The Dutch-lexified languages Afrikaans and Negerhollands show both orders, but Berbice Dutch is an exclusive possessor-initial language, which may be due to the strong substratal influence of Ijo, a southern Nigerian possessor-initial language (see Smith 1999: 254ff).

In all the African- and Arabic-lexified contact varieties in central and southern Africa the possessor can only follow the possessum, maybe because this is the dominant order in the main lexifiers and African substrates. On the other hand, Afrikaans allows both orders, just like its lexifier Dutch.
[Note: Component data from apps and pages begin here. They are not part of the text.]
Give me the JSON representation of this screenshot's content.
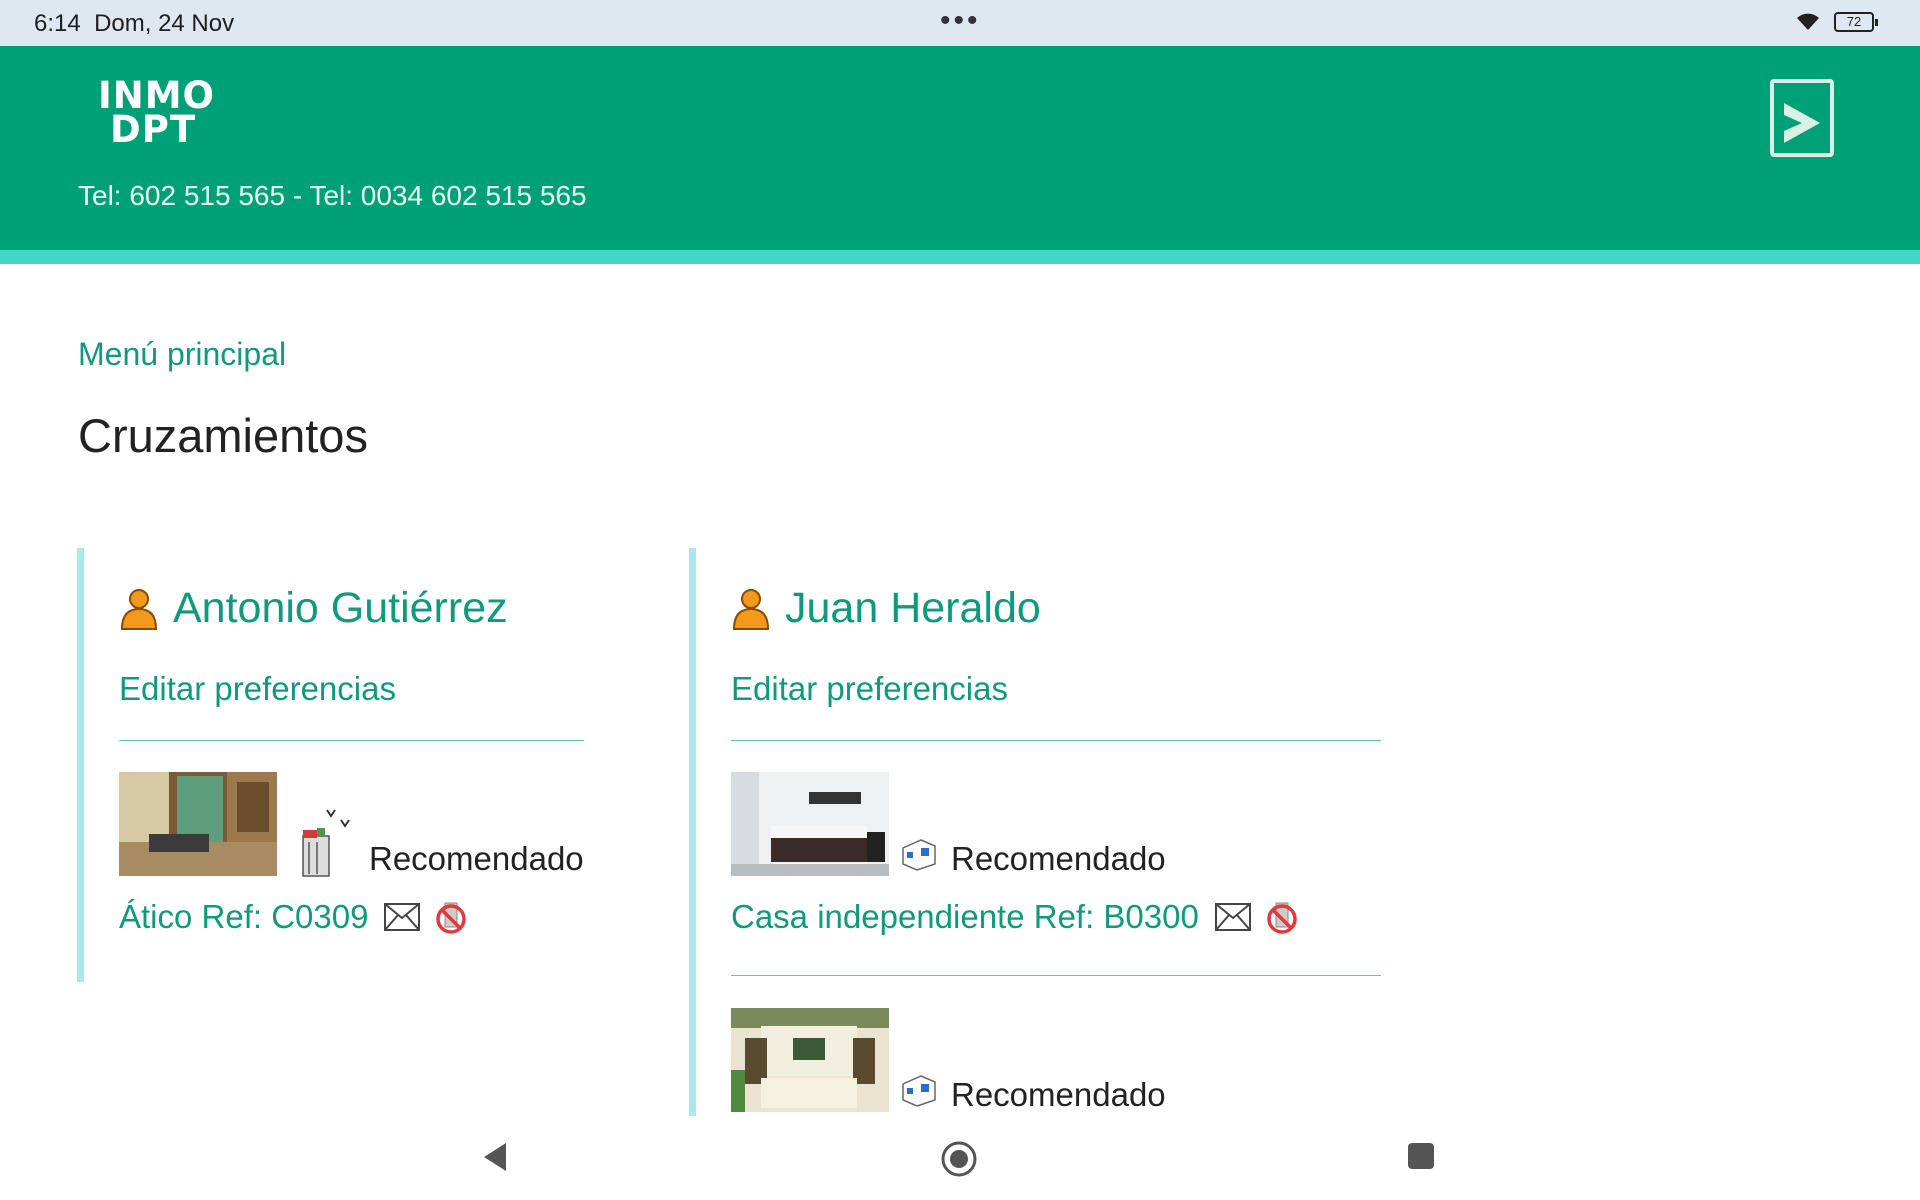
{
  "status_bar": {
    "time": "6:14",
    "date": "Dom, 24 Nov",
    "battery": "72"
  },
  "header": {
    "logo_line1": "INMO",
    "logo_line2": "DPT",
    "phones": "Tel: 602 515 565 - Tel: 0034 602 515 565"
  },
  "breadcrumb": "Menú principal",
  "page_title": "Cruzamientos",
  "clients": [
    {
      "name": "Antonio Gutiérrez",
      "edit_label": "Editar preferencias",
      "properties": [
        {
          "status": "Recomendado",
          "ref": "Ático Ref: C0309",
          "type_icon": "penthouse-icon"
        }
      ]
    },
    {
      "name": "Juan Heraldo",
      "edit_label": "Editar preferencias",
      "properties": [
        {
          "status": "Recomendado",
          "ref": "Casa independiente Ref: B0300",
          "type_icon": "house-icon"
        },
        {
          "status": "Recomendado",
          "ref": "",
          "type_icon": "house-icon"
        }
      ]
    }
  ],
  "colors": {
    "brand": "#00a077",
    "stripe": "#41d8c8",
    "link": "#0f9a7c",
    "card_border": "#ace8eb"
  }
}
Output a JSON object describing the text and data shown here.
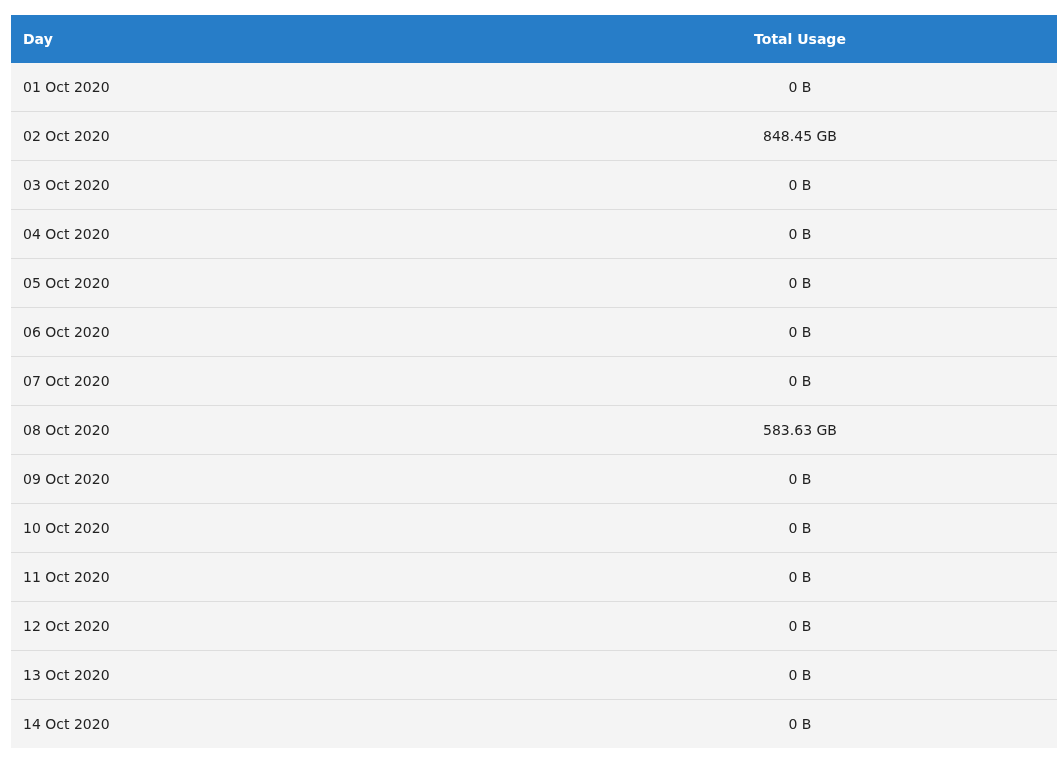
{
  "table": {
    "columns": [
      "Day",
      "Total Usage"
    ],
    "rows": [
      {
        "day": "01 Oct 2020",
        "usage": "0 B"
      },
      {
        "day": "02 Oct 2020",
        "usage": "848.45 GB"
      },
      {
        "day": "03 Oct 2020",
        "usage": "0 B"
      },
      {
        "day": "04 Oct 2020",
        "usage": "0 B"
      },
      {
        "day": "05 Oct 2020",
        "usage": "0 B"
      },
      {
        "day": "06 Oct 2020",
        "usage": "0 B"
      },
      {
        "day": "07 Oct 2020",
        "usage": "0 B"
      },
      {
        "day": "08 Oct 2020",
        "usage": "583.63 GB"
      },
      {
        "day": "09 Oct 2020",
        "usage": "0 B"
      },
      {
        "day": "10 Oct 2020",
        "usage": "0 B"
      },
      {
        "day": "11 Oct 2020",
        "usage": "0 B"
      },
      {
        "day": "12 Oct 2020",
        "usage": "0 B"
      },
      {
        "day": "13 Oct 2020",
        "usage": "0 B"
      },
      {
        "day": "14 Oct 2020",
        "usage": "0 B"
      }
    ]
  }
}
The picture is different when we turn to the Indian Ocean and South Asia: except for Reunion Creole, all French and Portuguese creoles allow the possessor-initial order to varying degrees. In the South Asian varieties Diu Indo-Portuguese, Korlai and Sri Lanka Portuguese, the possessor-initial order can be explained by the fact that Indian languages overwhelmingly prefer this order. This may also be the reason why Sri Lankan Malay does not follow Standard Malay’s possessor-final order (Prentice 1990: 928). The island creoles of Mauritius, Reunion and the Seychelles received an early and strong substratal possessor-final input through slaves from Madagascar and later from the Kenya region. This agreed with the lexifier order and seems to have been the reason why there is a strong preference in these varieties for possessor-final, even though the other order was also imported to Mauritius and Reunion, from West Africa (Mandinka) and India. Where possessor-initial also occurs (Mauritian Creole, Seychelles Creole) it is in the minority and a more recent development, cf. Mauritian Creole, where it “is not attested until about 1880” (Baker & Kriegel 2013a).

In the Pacific, Tok Pisin and the closely related Bislama are strictly possessor-final. For Tok Pisin this could be seen as surprising, since mainland New Guinea is predominantly possessor-initial (Dryer 2011; and Yimas-Arafundi Pidgin also has this order) and Tok Pisin’s lexifier English has both orders. As with Features 1 “Order of subject, object, and verb” and 3 “Order of adjective and noun”, the answer is probably found in Tok Pisin’s strong substratal input from the Bismarck Archipelago, where the majority of languages, including the important substrate Tolai, have a dominant possessor-final order (Dryer 2011). The languages of Vanuatu are also overwhelmingly possessor-final and Bislama unsurprisingly follows this. Note also that Tok Pisin’s and Bislama’s possessive constructions of the house belong father type may have been consolidated by the phrasal correspondence in English (the house belongs to father or the house that belongs to father). The possessor-initial order of Chinese Pidgin English is easier to explain, Cantonese preferring that order. Kriol and Gurindji Kriol in Australia allow both orders, maybe because the Aboriginal languages in the Northern Territories are also rather heterogeneous in this respect. In Hawai‘i Creole, there is a strong preference for possessor-initial, in spite of the fact that the substrates provided a mix of orders: Chinese and Japanese = possessor-initial, Hawaiian and Portuguese = possessor-final. The possessor can both precede and follow the possessum in Norf’k, probably because both English and the contributing language Tahitian (cf. Mühlhäusler 2013a) allow both orders.